Army veteran Nick House began smoking marijuana in high school with friends, then quit when he joined the military at age 21. After returning from the army, he quickly acquired a cannabis card.
Weed dispensaries, both storefront and delivery, have established a strong presence since California voters passed Senate Bill 420, which went into effect Jan. 1, 2004.
The bill established the amount of medicinal marijuana patients or their caregivers may grow and possess without being subject to arrest.
Having a cannabis card gives House the ability to legally carry marijuana, feel secure as a customer in a professional atmosphere, and have an alternative to other pharmaceuticals for the PTSD and seizures he acquired from his time in the military.
Black market marijuana dealers faced a challenge in keeping customers after the clinics began opening their doors, according to Jose Carbajal, an American River College student who sells marijuana.
“(Some dealers) got their card and started selling to clubs, but most of ‘em didn’t,” Carbajal said.
“Without a card, you’re asking a friend to commit a crime when you call them to hook up some pot,” House said.
“You get to go to a professional business establishment, they’re going to cater to your needs by concerning themselves with my safety, privacy and the quality of product I’m buying,” House said. “I pay more, but it’s worth it.”
American River College student Pat Stark, 30, has been smoking marijuana since he was 16. He does not have a cannabis card and does not plan on getting one anytime soon.

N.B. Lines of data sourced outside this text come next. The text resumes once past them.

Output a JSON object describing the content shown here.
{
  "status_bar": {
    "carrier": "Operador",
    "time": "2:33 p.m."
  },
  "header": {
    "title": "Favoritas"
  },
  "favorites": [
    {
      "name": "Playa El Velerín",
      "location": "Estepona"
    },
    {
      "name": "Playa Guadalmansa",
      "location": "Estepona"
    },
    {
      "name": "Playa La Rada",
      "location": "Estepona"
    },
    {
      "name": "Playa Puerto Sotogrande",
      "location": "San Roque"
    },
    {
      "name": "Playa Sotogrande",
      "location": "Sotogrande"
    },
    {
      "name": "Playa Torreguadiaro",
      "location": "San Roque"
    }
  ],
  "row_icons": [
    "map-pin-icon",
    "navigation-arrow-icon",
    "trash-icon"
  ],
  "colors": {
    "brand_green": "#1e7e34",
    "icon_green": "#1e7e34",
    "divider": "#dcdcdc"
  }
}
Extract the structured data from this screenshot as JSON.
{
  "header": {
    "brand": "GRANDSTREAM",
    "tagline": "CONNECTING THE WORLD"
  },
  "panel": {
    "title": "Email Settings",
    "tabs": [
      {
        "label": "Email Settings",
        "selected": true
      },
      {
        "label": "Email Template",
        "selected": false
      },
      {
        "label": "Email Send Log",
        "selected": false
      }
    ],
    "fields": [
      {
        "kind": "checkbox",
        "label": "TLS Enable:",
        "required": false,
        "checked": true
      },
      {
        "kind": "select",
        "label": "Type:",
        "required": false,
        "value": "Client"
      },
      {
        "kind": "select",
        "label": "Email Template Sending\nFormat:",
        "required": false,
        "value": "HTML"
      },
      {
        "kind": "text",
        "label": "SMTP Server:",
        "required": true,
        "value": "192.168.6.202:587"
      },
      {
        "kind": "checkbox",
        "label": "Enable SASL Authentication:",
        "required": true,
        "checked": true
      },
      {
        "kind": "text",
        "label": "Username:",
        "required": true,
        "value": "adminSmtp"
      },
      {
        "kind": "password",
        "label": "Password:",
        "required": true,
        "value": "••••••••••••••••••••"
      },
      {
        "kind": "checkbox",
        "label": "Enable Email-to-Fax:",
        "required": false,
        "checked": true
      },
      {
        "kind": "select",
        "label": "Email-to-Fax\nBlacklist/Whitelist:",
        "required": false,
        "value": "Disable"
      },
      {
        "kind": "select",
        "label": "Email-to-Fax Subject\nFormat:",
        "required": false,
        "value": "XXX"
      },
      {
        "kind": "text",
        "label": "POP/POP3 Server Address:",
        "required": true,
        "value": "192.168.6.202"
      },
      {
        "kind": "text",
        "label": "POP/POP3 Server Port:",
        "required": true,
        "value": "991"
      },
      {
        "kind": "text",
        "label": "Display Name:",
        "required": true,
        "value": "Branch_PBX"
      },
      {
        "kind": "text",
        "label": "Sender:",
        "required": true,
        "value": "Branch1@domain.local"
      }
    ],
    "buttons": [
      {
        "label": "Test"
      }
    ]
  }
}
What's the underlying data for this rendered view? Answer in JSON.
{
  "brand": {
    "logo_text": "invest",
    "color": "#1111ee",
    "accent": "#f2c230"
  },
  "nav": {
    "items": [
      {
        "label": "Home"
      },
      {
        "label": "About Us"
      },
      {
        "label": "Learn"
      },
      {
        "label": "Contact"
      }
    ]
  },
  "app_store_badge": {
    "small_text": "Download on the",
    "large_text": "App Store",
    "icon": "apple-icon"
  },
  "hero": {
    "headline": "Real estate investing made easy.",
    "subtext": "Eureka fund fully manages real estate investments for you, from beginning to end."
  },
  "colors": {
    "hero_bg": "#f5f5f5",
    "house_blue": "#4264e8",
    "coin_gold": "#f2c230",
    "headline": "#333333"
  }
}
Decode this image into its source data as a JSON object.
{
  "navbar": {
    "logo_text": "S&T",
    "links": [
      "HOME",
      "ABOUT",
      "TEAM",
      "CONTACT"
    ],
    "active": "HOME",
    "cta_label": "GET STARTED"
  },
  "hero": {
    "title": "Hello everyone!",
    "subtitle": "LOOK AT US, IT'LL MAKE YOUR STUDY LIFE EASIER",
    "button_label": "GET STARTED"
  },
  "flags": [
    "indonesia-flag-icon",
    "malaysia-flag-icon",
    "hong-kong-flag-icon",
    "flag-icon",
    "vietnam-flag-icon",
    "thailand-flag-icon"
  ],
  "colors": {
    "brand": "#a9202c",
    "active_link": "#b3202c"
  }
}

“I never dealt with like, such large quantities that I was that worried about (getting arrested),” Stark said. “I don’t know, I guess I’ve just never really felt like jumping through all the hoops of it.”
Stark said that it is difficult to find marijuana on the black market that rivals the product at clinics.
“Oh, high grade indoor is rough to find nowadays,” said Stark, “But it was always kinda hard to find, you had to know the right people to find indoor because outdoor is easier to grow.”
The Adult Use of Marijuana Act, supported by former Facebook president and billionaire Sean Parker, is an initiative ending marijuana prohibition in California and is likely to be on the 2016 ballot.
Under the proposed initiative, marijuana would be regulated, taxed and treated similarly to alcohol. Adults would no longer be punished simply for possessing it, and law enforcement officials would be able to spend more time addressing other crimes.
It would take marijuana sales out of the underground market, and marijuana cultivation out of California neighborhoods and national forests.
Nick House’s prescription, Dutch Treat, is a type of medical marijuana that can be bought at Cloud 9. Cloud 9 is a cannabis dispensary that operates in Sacramento. (Photo by Robert Hansen)
California black market cannabis farmers have been able to survive since medical marijuana was legalized, but if the Adult Use of Marijuana Act passes, the threat from big business will be inevitable.
Stephen Dillion, executive manager of the Humboldt Sun Growers Guild, knows firsthand the challenges that pot farmers are facing.
“After witnessing the massive amount of corporate money and power at the Las Vegas cannabis convention, it was overwhelming,” said Dillion, on a Facebook post. “They cared about our communities and livelihoods not one bit.”
Dillion said that small farmers like himself can’t compete with the size of corporations.
“What the north coast has built with love, blood, sweat, tears for forty plus years is in danger. As a small farmer, we stand little chance,” Dillion said. “Yet, as an organized group, like an ag co-op, we are as big as any of these companies.
“We have the land, love and experience they lack,” Dillion said. “Like the days when road associations and volunteer fire departments and community centers were built, we need to come together for the benefit of us all. We hope to talk with you soon, until then, Happy Harvest.”
Stark and House both think that black market marijuana is so large that even if recreational marijuana was legal in California, there would still be a marijuana black market.
“You’re always going to have people wanting to grow it themselves,” Stark said.